KANSAS CITY, MO (KCTV) -- The state of Missouri has processed and approved about 25,000 medical marijuana cards. The owner of Missouri Cannabis Clinic in Westport says more than 1,000 of those patients came to her clinic first.
On a day with clear skies, you’re likely to find Missouri Cannabis Clinic packed with people.
“Now that 2020 is here and dispensaries are right around the corner, we’ve seen an even bigger boom and when they finally open, I think we will see another explosion,” Missouri Cannabis Clinic Owner Darby Cook said.
Cook has two locations, one in Westport and another in Raytown. She estimates more than 1,000 patients have been seen months before medical marijuana hits the Missouri market.

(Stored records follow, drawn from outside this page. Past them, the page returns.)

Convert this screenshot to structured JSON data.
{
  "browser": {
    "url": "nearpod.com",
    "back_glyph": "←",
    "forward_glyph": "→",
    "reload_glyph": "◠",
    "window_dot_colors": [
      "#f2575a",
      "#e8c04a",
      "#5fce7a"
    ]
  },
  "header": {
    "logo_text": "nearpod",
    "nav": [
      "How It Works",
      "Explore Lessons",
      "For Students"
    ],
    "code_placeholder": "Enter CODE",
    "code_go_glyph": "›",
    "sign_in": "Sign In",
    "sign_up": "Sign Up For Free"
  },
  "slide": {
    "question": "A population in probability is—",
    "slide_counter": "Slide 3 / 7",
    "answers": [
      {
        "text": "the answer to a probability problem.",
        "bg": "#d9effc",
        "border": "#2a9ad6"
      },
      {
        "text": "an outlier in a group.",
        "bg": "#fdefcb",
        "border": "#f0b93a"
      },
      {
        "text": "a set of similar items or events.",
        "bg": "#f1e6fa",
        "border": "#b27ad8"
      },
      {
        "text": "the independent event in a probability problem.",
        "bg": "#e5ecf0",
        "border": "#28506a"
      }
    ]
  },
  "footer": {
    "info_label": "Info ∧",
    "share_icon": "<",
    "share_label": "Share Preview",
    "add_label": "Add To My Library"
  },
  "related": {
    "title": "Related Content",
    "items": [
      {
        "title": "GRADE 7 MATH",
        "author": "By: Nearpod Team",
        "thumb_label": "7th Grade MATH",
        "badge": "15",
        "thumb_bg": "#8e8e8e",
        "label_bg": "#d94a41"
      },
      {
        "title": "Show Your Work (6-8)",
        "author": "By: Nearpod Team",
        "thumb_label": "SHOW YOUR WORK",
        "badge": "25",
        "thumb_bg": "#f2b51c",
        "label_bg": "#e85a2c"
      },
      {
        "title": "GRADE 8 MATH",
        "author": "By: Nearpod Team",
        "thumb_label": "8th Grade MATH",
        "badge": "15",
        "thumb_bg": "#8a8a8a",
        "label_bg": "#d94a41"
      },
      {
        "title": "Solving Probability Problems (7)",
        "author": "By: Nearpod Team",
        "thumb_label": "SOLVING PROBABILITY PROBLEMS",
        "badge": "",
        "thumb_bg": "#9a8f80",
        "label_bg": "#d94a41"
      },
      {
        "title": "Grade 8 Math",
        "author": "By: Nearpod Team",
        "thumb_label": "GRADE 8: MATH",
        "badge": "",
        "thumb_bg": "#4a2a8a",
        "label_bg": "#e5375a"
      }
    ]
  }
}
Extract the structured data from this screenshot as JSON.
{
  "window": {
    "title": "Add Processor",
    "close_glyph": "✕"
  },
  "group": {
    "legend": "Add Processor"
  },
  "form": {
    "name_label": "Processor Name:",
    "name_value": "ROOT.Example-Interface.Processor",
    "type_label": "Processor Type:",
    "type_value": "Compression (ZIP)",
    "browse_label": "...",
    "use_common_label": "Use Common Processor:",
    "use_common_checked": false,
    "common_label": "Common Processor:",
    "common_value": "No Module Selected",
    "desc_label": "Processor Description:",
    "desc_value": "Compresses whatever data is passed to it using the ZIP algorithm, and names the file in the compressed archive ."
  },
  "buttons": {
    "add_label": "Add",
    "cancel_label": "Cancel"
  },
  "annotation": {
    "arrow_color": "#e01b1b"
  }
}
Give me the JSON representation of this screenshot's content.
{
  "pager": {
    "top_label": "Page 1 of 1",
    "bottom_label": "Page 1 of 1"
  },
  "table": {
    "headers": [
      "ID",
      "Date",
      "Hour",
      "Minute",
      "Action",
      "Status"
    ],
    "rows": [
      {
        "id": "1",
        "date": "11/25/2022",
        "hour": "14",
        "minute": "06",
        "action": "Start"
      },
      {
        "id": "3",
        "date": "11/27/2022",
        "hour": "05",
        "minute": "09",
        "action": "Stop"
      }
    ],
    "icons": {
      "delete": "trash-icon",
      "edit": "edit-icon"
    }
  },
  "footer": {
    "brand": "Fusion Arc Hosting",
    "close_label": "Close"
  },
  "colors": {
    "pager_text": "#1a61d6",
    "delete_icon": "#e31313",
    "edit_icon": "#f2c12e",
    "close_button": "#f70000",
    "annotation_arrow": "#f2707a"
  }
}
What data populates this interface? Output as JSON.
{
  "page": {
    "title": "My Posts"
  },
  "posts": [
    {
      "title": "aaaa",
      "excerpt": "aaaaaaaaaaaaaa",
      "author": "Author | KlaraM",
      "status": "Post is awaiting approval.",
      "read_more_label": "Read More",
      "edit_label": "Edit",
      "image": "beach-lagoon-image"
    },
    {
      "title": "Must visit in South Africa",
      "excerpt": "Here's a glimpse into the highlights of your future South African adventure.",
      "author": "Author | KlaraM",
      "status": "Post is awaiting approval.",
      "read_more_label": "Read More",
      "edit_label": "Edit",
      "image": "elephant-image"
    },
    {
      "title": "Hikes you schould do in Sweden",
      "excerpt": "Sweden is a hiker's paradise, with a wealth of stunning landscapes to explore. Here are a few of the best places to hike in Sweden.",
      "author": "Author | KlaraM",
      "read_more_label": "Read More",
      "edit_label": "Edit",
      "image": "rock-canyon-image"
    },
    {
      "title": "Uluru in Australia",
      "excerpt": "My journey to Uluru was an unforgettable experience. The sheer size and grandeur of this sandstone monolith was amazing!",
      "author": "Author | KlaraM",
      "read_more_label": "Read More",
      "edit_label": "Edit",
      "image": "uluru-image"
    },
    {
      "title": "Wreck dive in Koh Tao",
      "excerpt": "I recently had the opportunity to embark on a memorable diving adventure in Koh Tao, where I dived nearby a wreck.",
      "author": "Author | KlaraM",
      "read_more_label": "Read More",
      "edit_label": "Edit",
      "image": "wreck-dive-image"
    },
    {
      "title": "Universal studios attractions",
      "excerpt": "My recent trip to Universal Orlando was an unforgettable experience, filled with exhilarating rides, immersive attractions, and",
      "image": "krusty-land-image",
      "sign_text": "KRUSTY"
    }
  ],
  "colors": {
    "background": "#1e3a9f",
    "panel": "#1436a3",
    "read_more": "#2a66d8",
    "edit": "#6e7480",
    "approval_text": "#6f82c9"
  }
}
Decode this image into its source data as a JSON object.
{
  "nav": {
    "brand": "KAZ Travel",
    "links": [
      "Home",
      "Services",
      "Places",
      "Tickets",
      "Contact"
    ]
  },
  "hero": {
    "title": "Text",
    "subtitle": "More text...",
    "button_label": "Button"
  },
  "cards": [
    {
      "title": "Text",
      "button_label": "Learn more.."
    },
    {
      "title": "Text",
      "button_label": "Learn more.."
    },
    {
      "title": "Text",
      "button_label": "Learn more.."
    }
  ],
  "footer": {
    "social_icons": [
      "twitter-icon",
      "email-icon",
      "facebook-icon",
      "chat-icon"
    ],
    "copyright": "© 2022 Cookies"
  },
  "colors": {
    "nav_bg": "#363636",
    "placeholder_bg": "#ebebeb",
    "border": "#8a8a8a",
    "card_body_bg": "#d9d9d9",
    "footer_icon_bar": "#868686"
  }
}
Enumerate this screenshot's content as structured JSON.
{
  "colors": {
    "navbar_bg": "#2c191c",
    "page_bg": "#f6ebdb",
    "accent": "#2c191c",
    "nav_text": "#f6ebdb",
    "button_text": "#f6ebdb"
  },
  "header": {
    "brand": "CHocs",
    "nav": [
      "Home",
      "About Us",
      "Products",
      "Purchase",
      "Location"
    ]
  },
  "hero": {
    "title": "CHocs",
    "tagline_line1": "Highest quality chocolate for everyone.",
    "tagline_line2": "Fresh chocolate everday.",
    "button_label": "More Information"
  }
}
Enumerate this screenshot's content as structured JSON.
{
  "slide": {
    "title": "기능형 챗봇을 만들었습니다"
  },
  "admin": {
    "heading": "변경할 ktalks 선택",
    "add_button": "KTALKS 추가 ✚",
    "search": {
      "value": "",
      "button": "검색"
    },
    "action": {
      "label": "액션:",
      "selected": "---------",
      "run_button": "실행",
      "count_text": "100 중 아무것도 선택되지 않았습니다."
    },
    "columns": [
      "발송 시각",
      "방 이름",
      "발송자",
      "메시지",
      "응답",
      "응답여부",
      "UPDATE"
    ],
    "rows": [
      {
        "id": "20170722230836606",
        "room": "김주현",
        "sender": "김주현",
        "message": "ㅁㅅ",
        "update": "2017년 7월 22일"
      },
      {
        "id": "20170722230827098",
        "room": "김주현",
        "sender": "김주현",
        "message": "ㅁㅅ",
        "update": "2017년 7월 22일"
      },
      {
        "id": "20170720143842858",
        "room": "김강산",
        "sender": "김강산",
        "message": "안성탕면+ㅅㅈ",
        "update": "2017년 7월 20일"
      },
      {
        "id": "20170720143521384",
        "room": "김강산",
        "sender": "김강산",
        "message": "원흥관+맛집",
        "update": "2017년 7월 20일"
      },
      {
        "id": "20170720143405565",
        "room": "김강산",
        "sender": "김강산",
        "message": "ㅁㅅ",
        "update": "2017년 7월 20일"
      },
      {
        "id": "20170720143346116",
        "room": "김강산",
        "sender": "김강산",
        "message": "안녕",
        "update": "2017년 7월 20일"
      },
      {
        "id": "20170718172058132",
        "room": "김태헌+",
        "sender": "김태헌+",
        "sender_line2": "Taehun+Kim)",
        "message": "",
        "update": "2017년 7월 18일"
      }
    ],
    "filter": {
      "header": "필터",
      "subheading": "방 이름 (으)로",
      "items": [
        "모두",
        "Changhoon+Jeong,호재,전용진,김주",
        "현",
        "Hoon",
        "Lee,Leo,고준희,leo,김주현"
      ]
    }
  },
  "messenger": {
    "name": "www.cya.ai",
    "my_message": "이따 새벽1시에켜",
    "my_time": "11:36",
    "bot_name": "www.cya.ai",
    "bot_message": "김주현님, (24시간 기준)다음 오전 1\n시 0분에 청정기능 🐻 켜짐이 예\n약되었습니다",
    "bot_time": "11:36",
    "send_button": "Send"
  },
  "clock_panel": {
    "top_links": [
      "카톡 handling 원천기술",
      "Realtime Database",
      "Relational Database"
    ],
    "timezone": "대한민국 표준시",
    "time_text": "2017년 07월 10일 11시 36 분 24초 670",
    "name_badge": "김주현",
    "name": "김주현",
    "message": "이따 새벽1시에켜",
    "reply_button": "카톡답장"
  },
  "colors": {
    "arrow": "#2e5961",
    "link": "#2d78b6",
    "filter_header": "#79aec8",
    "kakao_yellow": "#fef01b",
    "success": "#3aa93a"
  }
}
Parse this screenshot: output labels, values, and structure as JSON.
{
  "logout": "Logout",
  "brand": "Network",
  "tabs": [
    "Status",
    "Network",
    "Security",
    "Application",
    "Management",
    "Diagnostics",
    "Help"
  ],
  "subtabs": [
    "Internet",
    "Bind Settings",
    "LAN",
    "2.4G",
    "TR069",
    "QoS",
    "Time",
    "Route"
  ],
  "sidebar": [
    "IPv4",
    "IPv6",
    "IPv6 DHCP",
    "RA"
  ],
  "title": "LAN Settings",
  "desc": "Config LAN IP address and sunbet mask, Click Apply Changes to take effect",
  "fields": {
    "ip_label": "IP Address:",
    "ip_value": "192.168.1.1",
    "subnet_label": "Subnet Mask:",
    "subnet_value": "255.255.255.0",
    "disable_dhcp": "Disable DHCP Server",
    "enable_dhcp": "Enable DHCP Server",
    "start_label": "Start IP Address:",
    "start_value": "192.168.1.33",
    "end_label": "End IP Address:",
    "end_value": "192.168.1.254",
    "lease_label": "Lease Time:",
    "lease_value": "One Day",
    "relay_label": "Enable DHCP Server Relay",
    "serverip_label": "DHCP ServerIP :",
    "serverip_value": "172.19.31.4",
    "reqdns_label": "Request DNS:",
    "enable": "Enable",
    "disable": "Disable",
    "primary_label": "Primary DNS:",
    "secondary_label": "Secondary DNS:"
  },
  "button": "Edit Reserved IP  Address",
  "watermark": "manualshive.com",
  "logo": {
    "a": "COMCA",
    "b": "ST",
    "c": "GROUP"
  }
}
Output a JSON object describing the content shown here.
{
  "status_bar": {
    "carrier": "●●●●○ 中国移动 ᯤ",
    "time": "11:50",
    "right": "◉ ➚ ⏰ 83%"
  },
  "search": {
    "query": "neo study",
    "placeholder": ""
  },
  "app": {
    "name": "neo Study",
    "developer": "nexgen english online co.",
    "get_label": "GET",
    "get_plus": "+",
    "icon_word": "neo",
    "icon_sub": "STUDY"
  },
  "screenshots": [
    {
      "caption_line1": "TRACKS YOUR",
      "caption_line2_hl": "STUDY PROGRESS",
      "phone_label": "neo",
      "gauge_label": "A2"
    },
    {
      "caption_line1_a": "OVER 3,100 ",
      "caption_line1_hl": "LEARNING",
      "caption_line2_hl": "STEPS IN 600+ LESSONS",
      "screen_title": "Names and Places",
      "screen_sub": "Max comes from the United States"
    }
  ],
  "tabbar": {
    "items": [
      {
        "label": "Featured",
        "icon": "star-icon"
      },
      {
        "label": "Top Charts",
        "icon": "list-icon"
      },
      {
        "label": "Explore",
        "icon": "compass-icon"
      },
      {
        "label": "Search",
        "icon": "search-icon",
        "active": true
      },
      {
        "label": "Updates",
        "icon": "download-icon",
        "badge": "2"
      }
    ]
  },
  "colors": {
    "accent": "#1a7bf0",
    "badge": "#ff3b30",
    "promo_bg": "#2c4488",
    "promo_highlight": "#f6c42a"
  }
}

“The main reason patients get the card and why I myself have my medical marijuana card, is because of the legal protection it offers. As soon as you have the card, you’re allowed to legally possess cannabis and you can have up to four ounces,” Cook said.
To get the card, the state has set ten qualifying conditions.
“A chronic medical condition that is normally treated with a prescription medication,” Cook said.
Missouri residents with proof of medical conditions fill out a form and pay a fee starting at $150 and come into the clinic to see Doctor Mike Poppa.
“I want to find out more than what is on the paperwork. I want to make sure those individuals have valid and qualifying medical conditions,” Doctor Poppa said.
After the paperwork at the clinic, patients finish the process online and within a few weeks, should get a digital medical card from the state. And even though Missouri’s dispensaries are not dishing out prescription pot just yet, patients can still get a supply.
“Your card is good for reciprocating to Oklahoma and Arkansas,” Doctor Poppa said.
And as laws change across the country, Cook hopes perception will follow.
“Don’t let the stigma that accompanied marijuana prevent you from living a better quality of life. I’ve seen how it radically can change people’s quality of life,” Cook said.
Friday, the state is expected to release a list of dispensaries, but the state requires dispensaries to grow the weed in the state. This means it could still be months until medical marijuana is actually sold in Missouri.